The Passion started tonight over on BBC One. The first programme set up the background to Passover week in Jerusalem, the power struggle between the Romans and the Temple authorities, the destabilising influence of Jesus, and introducing the main characters.
Rome’s “rule is light” in the area. So while the Romans hang onto some control by keeping hold of the High Priest’s special robes, the Temple authorities and their Temple Guard are allowed to keep the city running.
“Children paying to enter their father’s house?”
The temple courtyard is half animal marketplace and half bureau de change.

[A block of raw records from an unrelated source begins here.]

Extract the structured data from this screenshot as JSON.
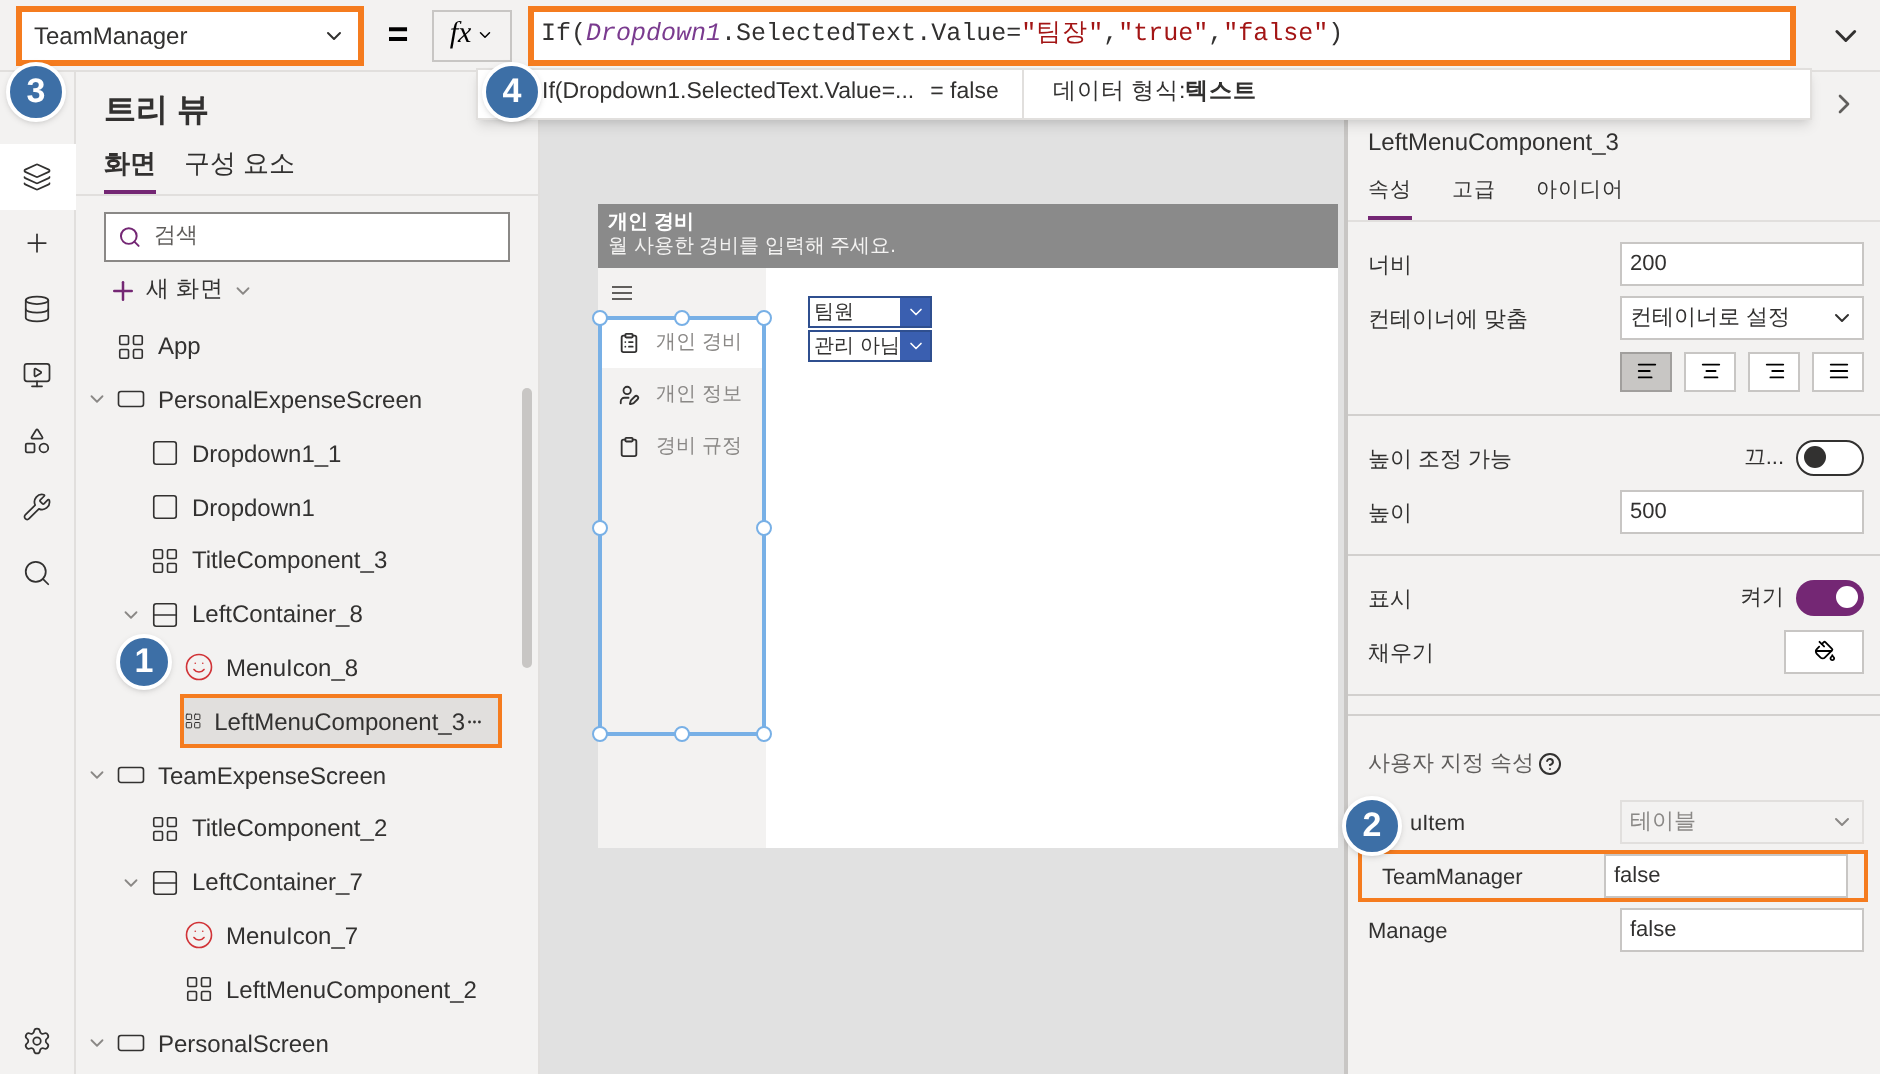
{
  "property_selector": {
    "value": "TeamManager",
    "highlighted": true
  },
  "equals": "=",
  "fx": "fx",
  "formula": {
    "highlighted": true,
    "parts": [
      {
        "kind": "plain",
        "text": "If("
      },
      {
        "kind": "ident",
        "text": "Dropdown1"
      },
      {
        "kind": "plain",
        "text": ".SelectedText.Value="
      },
      {
        "kind": "string",
        "text": "\"팀장\""
      },
      {
        "kind": "plain",
        "text": ","
      },
      {
        "kind": "string",
        "text": "\"true\""
      },
      {
        "kind": "plain",
        "text": ","
      },
      {
        "kind": "string",
        "text": "\"false\""
      },
      {
        "kind": "plain",
        "text": ")"
      }
    ]
  },
  "formula_preview": {
    "expression": "If(Dropdown1.SelectedText.Value=...",
    "result": "= false",
    "type_label": "데이터 형식:",
    "type_value": "텍스트"
  },
  "rail_items": [
    {
      "kind": "layers",
      "selected": true
    },
    {
      "kind": "insert",
      "selected": false
    },
    {
      "kind": "data",
      "selected": false
    },
    {
      "kind": "media",
      "selected": false
    },
    {
      "kind": "automate",
      "selected": false
    },
    {
      "kind": "tools",
      "selected": false
    },
    {
      "kind": "search",
      "selected": false
    },
    {
      "kind": "settings",
      "selected": false
    }
  ],
  "tree_panel": {
    "title": "트리 뷰",
    "tabs": [
      {
        "label": "화면",
        "selected": true
      },
      {
        "label": "구성 요소",
        "selected": false
      }
    ],
    "search": {
      "placeholder": "검색"
    },
    "new_screen": "새 화면",
    "items": [
      {
        "label": "App",
        "kind": "app",
        "selected": false,
        "highlighted": false
      },
      {
        "label": "PersonalExpenseScreen",
        "kind": "screen",
        "expanded": true,
        "selected": false,
        "highlighted": false,
        "children": [
          {
            "label": "Dropdown1_1",
            "kind": "dropdown",
            "selected": false,
            "highlighted": false
          },
          {
            "label": "Dropdown1",
            "kind": "dropdown",
            "selected": false,
            "highlighted": false
          },
          {
            "label": "TitleComponent_3",
            "kind": "component",
            "selected": false,
            "highlighted": false
          },
          {
            "label": "LeftContainer_8",
            "kind": "container",
            "expanded": true,
            "selected": false,
            "highlighted": false,
            "children": [
              {
                "label": "MenuIcon_8",
                "kind": "icon",
                "selected": false,
                "highlighted": false
              },
              {
                "label": "LeftMenuComponent_3",
                "kind": "component",
                "selected": true,
                "highlighted": true
              }
            ]
          }
        ]
      },
      {
        "label": "TeamExpenseScreen",
        "kind": "screen",
        "expanded": true,
        "selected": false,
        "highlighted": false,
        "children": [
          {
            "label": "TitleComponent_2",
            "kind": "component",
            "selected": false,
            "highlighted": false
          },
          {
            "label": "LeftContainer_7",
            "kind": "container",
            "expanded": true,
            "selected": false,
            "highlighted": false,
            "children": [
              {
                "label": "MenuIcon_7",
                "kind": "icon",
                "selected": false,
                "highlighted": false
              },
              {
                "label": "LeftMenuComponent_2",
                "kind": "component",
                "selected": false,
                "highlighted": false
              }
            ]
          }
        ]
      },
      {
        "label": "PersonalScreen",
        "kind": "screen",
        "expanded": true,
        "selected": false,
        "highlighted": false
      }
    ]
  },
  "canvas": {
    "header": {
      "title": "개인 경비",
      "subtitle": "월 사용한 경비를 입력해 주세요."
    },
    "menu": [
      {
        "label": "개인 경비",
        "kind": "expense",
        "selected": true
      },
      {
        "label": "개인 정보",
        "kind": "person",
        "selected": false
      },
      {
        "label": "경비 규정",
        "kind": "clipboard",
        "selected": false
      }
    ],
    "dropdowns": [
      {
        "value": "팀원"
      },
      {
        "value": "관리 아님"
      }
    ]
  },
  "properties": {
    "name": "LeftMenuComponent_3",
    "tabs": [
      {
        "label": "속성",
        "selected": true
      },
      {
        "label": "고급",
        "selected": false
      },
      {
        "label": "아이디어",
        "selected": false
      }
    ],
    "sections": [
      {
        "rows": [
          {
            "kind": "input",
            "label": "너비",
            "value": "200"
          },
          {
            "kind": "select",
            "label": "컨테이너에 맞춤",
            "value": "컨테이너로 설정"
          },
          {
            "kind": "align",
            "buttons": [
              {
                "kind": "left",
                "selected": true
              },
              {
                "kind": "center",
                "selected": false
              },
              {
                "kind": "right",
                "selected": false
              },
              {
                "kind": "stretch",
                "selected": false
              }
            ]
          }
        ]
      },
      {
        "rows": [
          {
            "kind": "toggle",
            "label": "높이 조정 가능",
            "state_text": "끄...",
            "on": false
          },
          {
            "kind": "input",
            "label": "높이",
            "value": "500"
          }
        ]
      },
      {
        "rows": [
          {
            "kind": "toggle",
            "label": "표시",
            "state_text": "켜기",
            "on": true
          },
          {
            "kind": "color",
            "label": "채우기"
          }
        ]
      }
    ],
    "custom": {
      "title": "사용자 지정 속성",
      "rows": [
        {
          "kind": "select",
          "label": "uItem",
          "value": "테이블",
          "disabled": true,
          "highlighted": false
        },
        {
          "kind": "input",
          "label": "TeamManager",
          "value": "false",
          "disabled": false,
          "highlighted": true
        },
        {
          "kind": "input",
          "label": "Manage",
          "value": "false",
          "disabled": false,
          "highlighted": false
        }
      ]
    }
  },
  "callouts": [
    {
      "label": "3"
    },
    {
      "label": "4"
    },
    {
      "label": "1"
    },
    {
      "label": "2"
    }
  ]
}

Roman generosity even extends to the practice of keeping everyday Roman currency out of the temple, and forcing temple visitors to change currency on the way in to buy animals to sacrifice at Passover.

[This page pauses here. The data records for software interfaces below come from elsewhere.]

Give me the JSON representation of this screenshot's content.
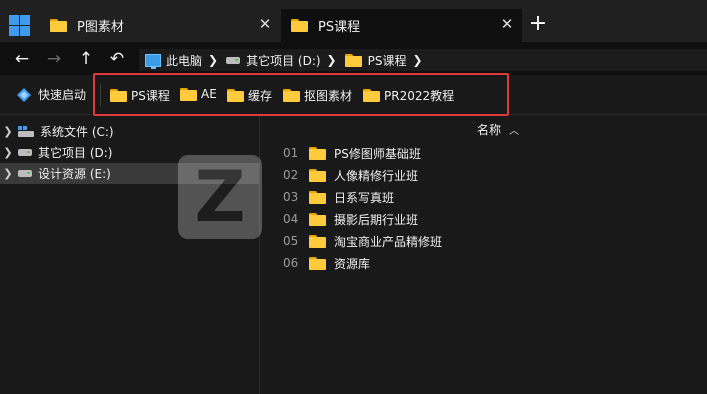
{
  "tabs": [
    {
      "label": "P图素材",
      "active": false
    },
    {
      "label": "PS课程",
      "active": true
    }
  ],
  "new_tab_symbol": "+",
  "nav": {
    "back": "←",
    "forward": "→",
    "up": "↑",
    "refresh": "↶"
  },
  "breadcrumb": [
    "此电脑",
    "其它项目 (D:)",
    "PS课程"
  ],
  "quickbar": {
    "launch_label": "快速启动",
    "items": [
      "PS课程",
      "AE",
      "缓存",
      "抠图素材",
      "PR2022教程"
    ]
  },
  "tree": [
    {
      "label": "系统文件 (C:)",
      "selected": false
    },
    {
      "label": "其它项目 (D:)",
      "selected": false
    },
    {
      "label": "设计资源 (E:)",
      "selected": true
    }
  ],
  "column_header": "名称",
  "files": [
    {
      "num": "01",
      "name": "PS修图师基础班"
    },
    {
      "num": "02",
      "name": "人像精修行业班"
    },
    {
      "num": "03",
      "name": "日系写真班"
    },
    {
      "num": "04",
      "name": "摄影后期行业班"
    },
    {
      "num": "05",
      "name": "淘宝商业产品精修班"
    },
    {
      "num": "06",
      "name": "资源库"
    }
  ],
  "colors": {
    "accent": "#3f9bf0",
    "folder": "#ffcb3d",
    "highlight": "#e0393b",
    "background": "#191919"
  }
}
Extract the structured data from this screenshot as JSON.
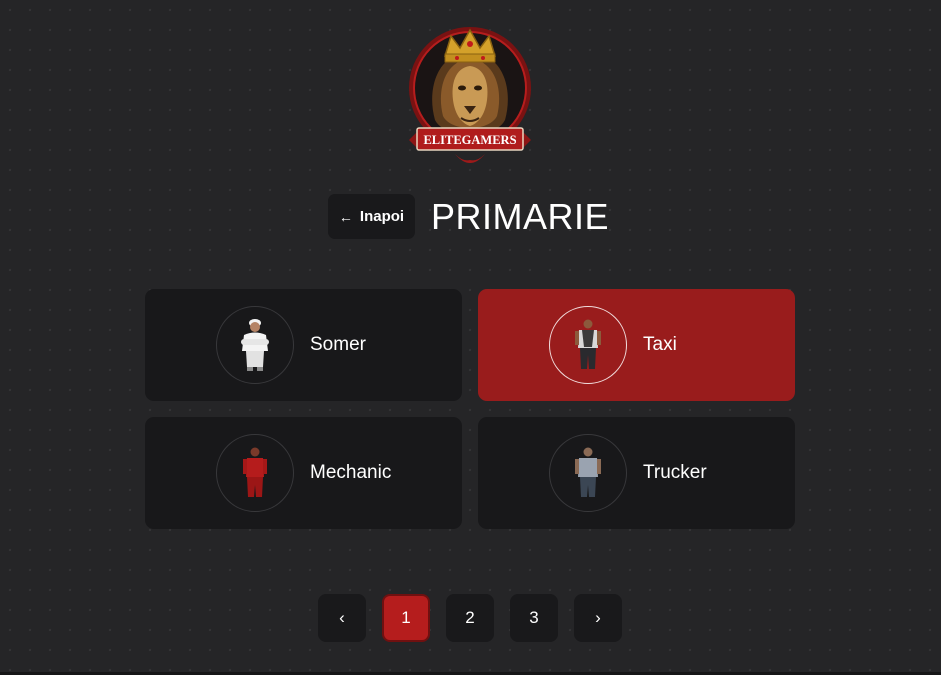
{
  "logo": {
    "text": "ELITEGAMERS"
  },
  "header": {
    "back_label": "Inapoi",
    "title": "PRIMARIE"
  },
  "jobs": [
    {
      "label": "Somer",
      "active": false
    },
    {
      "label": "Taxi",
      "active": true
    },
    {
      "label": "Mechanic",
      "active": false
    },
    {
      "label": "Trucker",
      "active": false
    }
  ],
  "pagination": {
    "prev": "‹",
    "pages": [
      "1",
      "2",
      "3"
    ],
    "current": "1",
    "next": "›"
  },
  "colors": {
    "background": "#252527",
    "card": "#18181a",
    "accent": "#991c1c",
    "page_active": "#b51d1d"
  }
}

While there is some balance, the cast is awfully white, like stained-glass windows in Western churches where Middle Eastern characters are all depicted in skin tones even paler than I am! And Pilate has picked up a thick Northern Irish accent – must have been watching Murphy’s Law in the chariot on the way down to Jerusalem.
It was impressed with the first programme. It didn’t overtly deviate from the story I expected to see and hear; yet it had detail and colour, making Jerusalem seem so politically complicated and fired up, raising the possibility of anti-Roman feeling (the actions of Jesus Barabbus) being confused with the less understood Jesus of Nazareth (“nothing good ever came out of Nazareth”).

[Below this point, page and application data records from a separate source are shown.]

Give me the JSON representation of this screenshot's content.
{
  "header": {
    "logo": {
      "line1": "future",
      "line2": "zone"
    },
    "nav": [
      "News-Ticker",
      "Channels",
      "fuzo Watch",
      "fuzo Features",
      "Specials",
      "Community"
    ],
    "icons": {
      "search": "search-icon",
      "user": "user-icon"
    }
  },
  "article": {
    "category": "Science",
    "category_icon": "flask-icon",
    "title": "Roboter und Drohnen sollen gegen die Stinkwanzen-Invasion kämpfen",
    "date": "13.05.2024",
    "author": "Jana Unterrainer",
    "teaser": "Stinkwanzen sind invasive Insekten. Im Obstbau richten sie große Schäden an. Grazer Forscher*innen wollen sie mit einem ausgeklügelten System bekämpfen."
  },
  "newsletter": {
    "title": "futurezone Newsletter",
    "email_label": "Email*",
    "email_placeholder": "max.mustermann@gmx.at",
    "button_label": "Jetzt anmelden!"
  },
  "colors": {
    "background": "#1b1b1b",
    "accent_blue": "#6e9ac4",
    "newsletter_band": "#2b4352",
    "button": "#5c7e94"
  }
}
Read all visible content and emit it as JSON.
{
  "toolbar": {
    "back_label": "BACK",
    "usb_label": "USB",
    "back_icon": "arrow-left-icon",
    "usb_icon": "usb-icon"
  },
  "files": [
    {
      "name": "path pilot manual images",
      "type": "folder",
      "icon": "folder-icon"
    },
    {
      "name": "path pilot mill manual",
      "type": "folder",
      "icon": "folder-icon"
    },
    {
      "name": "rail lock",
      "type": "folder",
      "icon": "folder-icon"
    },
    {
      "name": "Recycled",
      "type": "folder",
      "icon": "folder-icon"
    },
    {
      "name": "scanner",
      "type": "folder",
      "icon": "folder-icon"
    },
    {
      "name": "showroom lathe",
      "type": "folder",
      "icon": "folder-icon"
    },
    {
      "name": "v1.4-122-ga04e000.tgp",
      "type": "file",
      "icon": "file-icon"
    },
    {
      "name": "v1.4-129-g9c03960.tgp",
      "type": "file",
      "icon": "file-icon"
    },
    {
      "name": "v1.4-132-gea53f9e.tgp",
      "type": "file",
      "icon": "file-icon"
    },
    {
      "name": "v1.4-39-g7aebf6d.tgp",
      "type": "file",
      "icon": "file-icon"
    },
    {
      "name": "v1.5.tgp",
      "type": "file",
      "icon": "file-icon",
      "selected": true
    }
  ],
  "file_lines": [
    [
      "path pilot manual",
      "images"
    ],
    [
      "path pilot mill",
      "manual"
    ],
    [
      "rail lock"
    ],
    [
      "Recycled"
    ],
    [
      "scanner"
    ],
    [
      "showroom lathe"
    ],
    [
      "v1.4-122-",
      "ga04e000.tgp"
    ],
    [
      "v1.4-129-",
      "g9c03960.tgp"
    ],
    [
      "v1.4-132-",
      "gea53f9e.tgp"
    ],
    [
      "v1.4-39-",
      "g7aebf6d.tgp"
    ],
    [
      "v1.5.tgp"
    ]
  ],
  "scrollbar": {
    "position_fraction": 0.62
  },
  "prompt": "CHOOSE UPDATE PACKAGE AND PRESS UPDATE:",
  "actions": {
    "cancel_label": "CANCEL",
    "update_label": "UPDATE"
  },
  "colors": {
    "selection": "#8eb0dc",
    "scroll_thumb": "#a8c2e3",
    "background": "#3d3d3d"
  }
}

The characters were more than 2D cut-outs from a Sunday School worksheet. With the dialogue so sparse, at the beginning Jesus seemed only capable of speaking in cryptic one-liners, but that improved as the momentum and passion built in the second half. Jesus’ mother Mary offered a great line while discussing the reality of what Jesus seemed to be walking into over the next few days:
“It’s easy to believe when you’re young”
A telling and thought-provoking line that tied together Mary’s experience thirty years ago, when she was young and chose to put all her trust in God. Yet people meeting Jesus, including the prostitute, are willing to turn from their supposed security and believe.
It was moody, atmospheric, a little mysterious, but with touches of humour in amongst the increasing body count. Despite the horrendous weather that the production faced last summer while filming, Morocco does offer a rich backdrop to the drama. One scene sillueted people walking across the ridgeline of a hill – reminiscent of The Seventh Seal.
At the end, it felt odd to see so much of the coming episodes revealed … and then I remembered that the story (and the ending) is pretty well known, so there’s no need for the programme makers to keep their powder dry.
I think it’ll be interesting to see the depiction of how Pilate (Jimmy Nesbitt) and Caiaphas (Ben Daniels) make their decisions around what happens to Jesus, and to feel how the mood of the crowd is influenced and changed as the week’s events unfold.
Do leave a comment and let me know what you think. The second part will be broadcast between Eastenders and Crimewatch on Monday night at 8.30pm. And Mark Goodacre has interesting commentary on the production over at his NT Gateway Weblog.